**Work to complete:**
Go through the entries below and return every line that contains "month".

**Exercise data:**
****

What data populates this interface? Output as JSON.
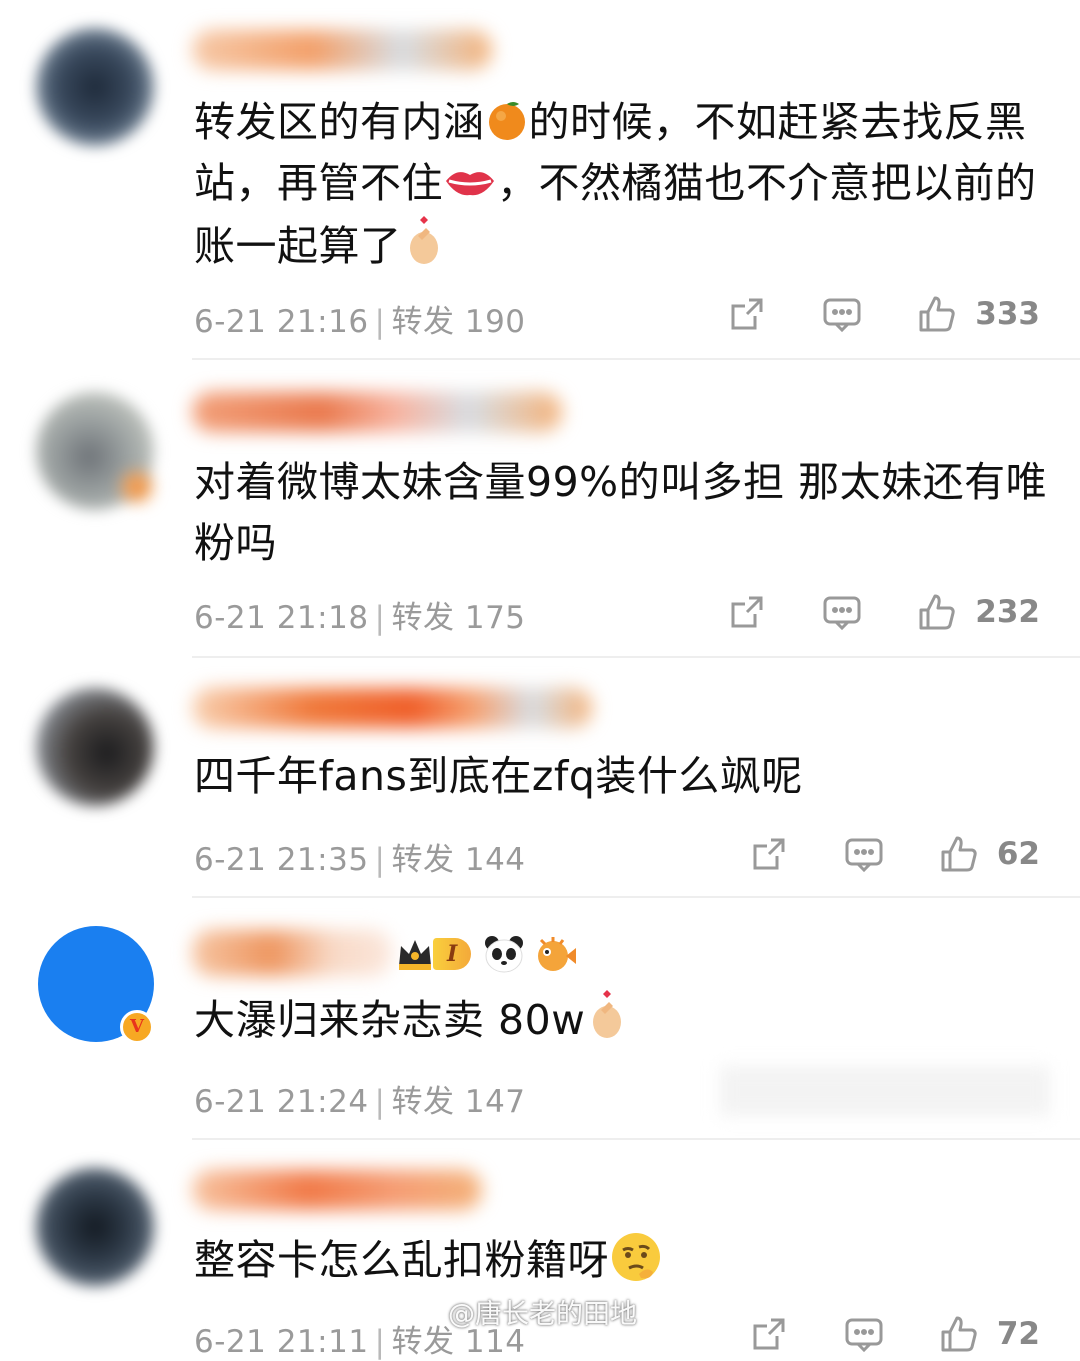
{
  "comments": [
    {
      "text_parts": [
        "转发区的有内涵",
        "的时候，不如赶紧去找反黑站，再管不住",
        "，不然橘猫也不介意把以前的账一起算了"
      ],
      "time": "6-21 21:16",
      "repost_label": "转发",
      "repost_count": "190",
      "likes": "333"
    },
    {
      "text": "对着微博太妹含量99%的叫多担 那太妹还有唯粉吗",
      "time": "6-21 21:18",
      "repost_label": "转发",
      "repost_count": "175",
      "likes": "232"
    },
    {
      "text": "四千年fans到底在zfq装什么飒呢",
      "time": "6-21 21:35",
      "repost_label": "转发",
      "repost_count": "144",
      "likes": "62"
    },
    {
      "text": "大瀑归来杂志卖 80w",
      "time": "6-21 21:24",
      "repost_label": "转发",
      "repost_count": "147",
      "badge_level": "I",
      "verified_mark": "V"
    },
    {
      "text": "整容卡怎么乱扣粉籍呀",
      "time": "6-21 21:11",
      "repost_label": "转发",
      "repost_count": "114",
      "likes": "72"
    }
  ],
  "separator": "|",
  "watermark": "@唐长老的田地",
  "icons": {
    "share": "share-icon",
    "comment": "comment-bubble-icon",
    "like": "thumbs-up-icon"
  },
  "colors": {
    "meta_gray": "#9a9a9a",
    "divider": "#eeeeee",
    "verified_blue": "#1a7ff0"
  }
}
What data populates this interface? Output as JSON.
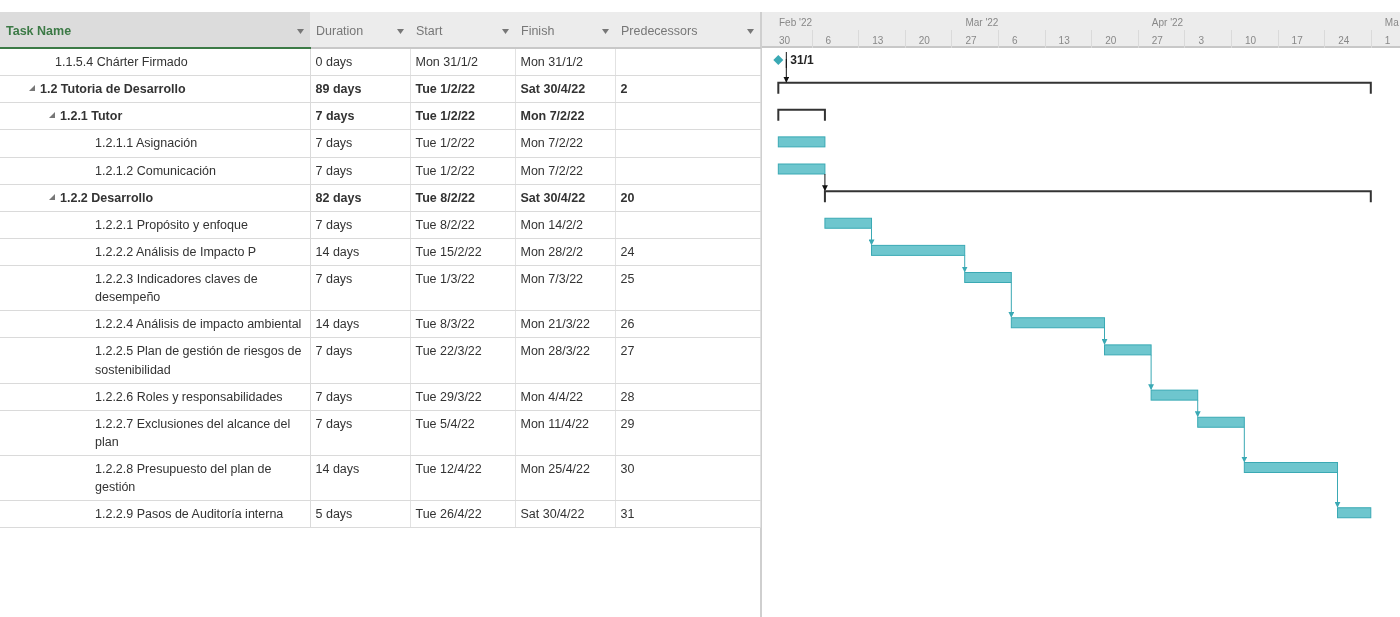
{
  "columns": [
    {
      "label": "Task Name",
      "selected": true
    },
    {
      "label": "Duration",
      "selected": false
    },
    {
      "label": "Start",
      "selected": false
    },
    {
      "label": "Finish",
      "selected": false
    },
    {
      "label": "Predecessors",
      "selected": false
    }
  ],
  "timeline": {
    "weeks": [
      {
        "label": "30",
        "month": "Feb '22"
      },
      {
        "label": "6"
      },
      {
        "label": "13"
      },
      {
        "label": "20"
      },
      {
        "label": "27",
        "month": "Mar '22"
      },
      {
        "label": "6"
      },
      {
        "label": "13"
      },
      {
        "label": "20"
      },
      {
        "label": "27",
        "month": "Apr '22"
      },
      {
        "label": "3"
      },
      {
        "label": "10"
      },
      {
        "label": "17"
      },
      {
        "label": "24"
      },
      {
        "label": "1",
        "month": "Ma"
      }
    ]
  },
  "tasks": [
    {
      "name": "1.1.5.4 Chárter Firmado",
      "duration": "0 days",
      "start": "Mon 31/1/2",
      "finish": "Mon 31/1/2",
      "kind": "milestone",
      "label": "31/1"
    },
    {
      "name": "1.2 Tutoria de Desarrollo",
      "duration": "89 days",
      "start": "Tue 1/2/22",
      "finish": "Sat 30/4/22",
      "predecessors": "2",
      "kind": "summary",
      "expanded": true,
      "children": [
        {
          "name": "1.2.1 Tutor",
          "duration": "7 days",
          "start": "Tue 1/2/22",
          "finish": "Mon 7/2/22",
          "kind": "summary",
          "expanded": true,
          "children": [
            {
              "name": "1.2.1.1 Asignación",
              "duration": "7 days",
              "start": "Tue 1/2/22",
              "finish": "Mon 7/2/22",
              "kind": "task"
            },
            {
              "name": "1.2.1.2 Comunicación",
              "duration": "7 days",
              "start": "Tue 1/2/22",
              "finish": "Mon 7/2/22",
              "kind": "task"
            }
          ]
        },
        {
          "name": "1.2.2 Desarrollo",
          "duration": "82 days",
          "start": "Tue 8/2/22",
          "finish": "Sat 30/4/22",
          "predecessors": "20",
          "kind": "summary",
          "expanded": true,
          "children": [
            {
              "name": "1.2.2.1 Propósito y enfoque",
              "duration": "7 days",
              "start": "Tue 8/2/22",
              "finish": "Mon 14/2/2",
              "kind": "task"
            },
            {
              "name": "1.2.2.2 Análisis de Impacto P",
              "duration": "14 days",
              "start": "Tue 15/2/22",
              "finish": "Mon 28/2/2",
              "predecessors": "24",
              "kind": "task"
            },
            {
              "name": "1.2.2.3 Indicadores claves de desempeño",
              "duration": "7 days",
              "start": "Tue 1/3/22",
              "finish": "Mon 7/3/22",
              "predecessors": "25",
              "kind": "task"
            },
            {
              "name": "1.2.2.4 Análisis de impacto ambiental",
              "duration": "14 days",
              "start": "Tue 8/3/22",
              "finish": "Mon 21/3/22",
              "predecessors": "26",
              "kind": "task"
            },
            {
              "name": "1.2.2.5 Plan de gestión de riesgos de sostenibilidad",
              "duration": "7 days",
              "start": "Tue 22/3/22",
              "finish": "Mon 28/3/22",
              "predecessors": "27",
              "kind": "task"
            },
            {
              "name": "1.2.2.6 Roles y responsabilidades",
              "duration": "7 days",
              "start": "Tue 29/3/22",
              "finish": "Mon 4/4/22",
              "predecessors": "28",
              "kind": "task"
            },
            {
              "name": "1.2.2.7 Exclusiones del alcance del plan",
              "duration": "7 days",
              "start": "Tue 5/4/22",
              "finish": "Mon 11/4/22",
              "predecessors": "29",
              "kind": "task"
            },
            {
              "name": "1.2.2.8 Presupuesto del plan de gestión",
              "duration": "14 days",
              "start": "Tue 12/4/22",
              "finish": "Mon 25/4/22",
              "predecessors": "30",
              "kind": "task"
            },
            {
              "name": "1.2.2.9 Pasos de Auditoría interna",
              "duration": "5 days",
              "start": "Tue 26/4/22",
              "finish": "Sat 30/4/22",
              "predecessors": "31",
              "kind": "task"
            }
          ]
        }
      ]
    }
  ]
}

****

**Exercise response:**
        "month": "Feb '22"
        "month": "Mar '22"
        "month": "Apr '22"
        "month": "Ma"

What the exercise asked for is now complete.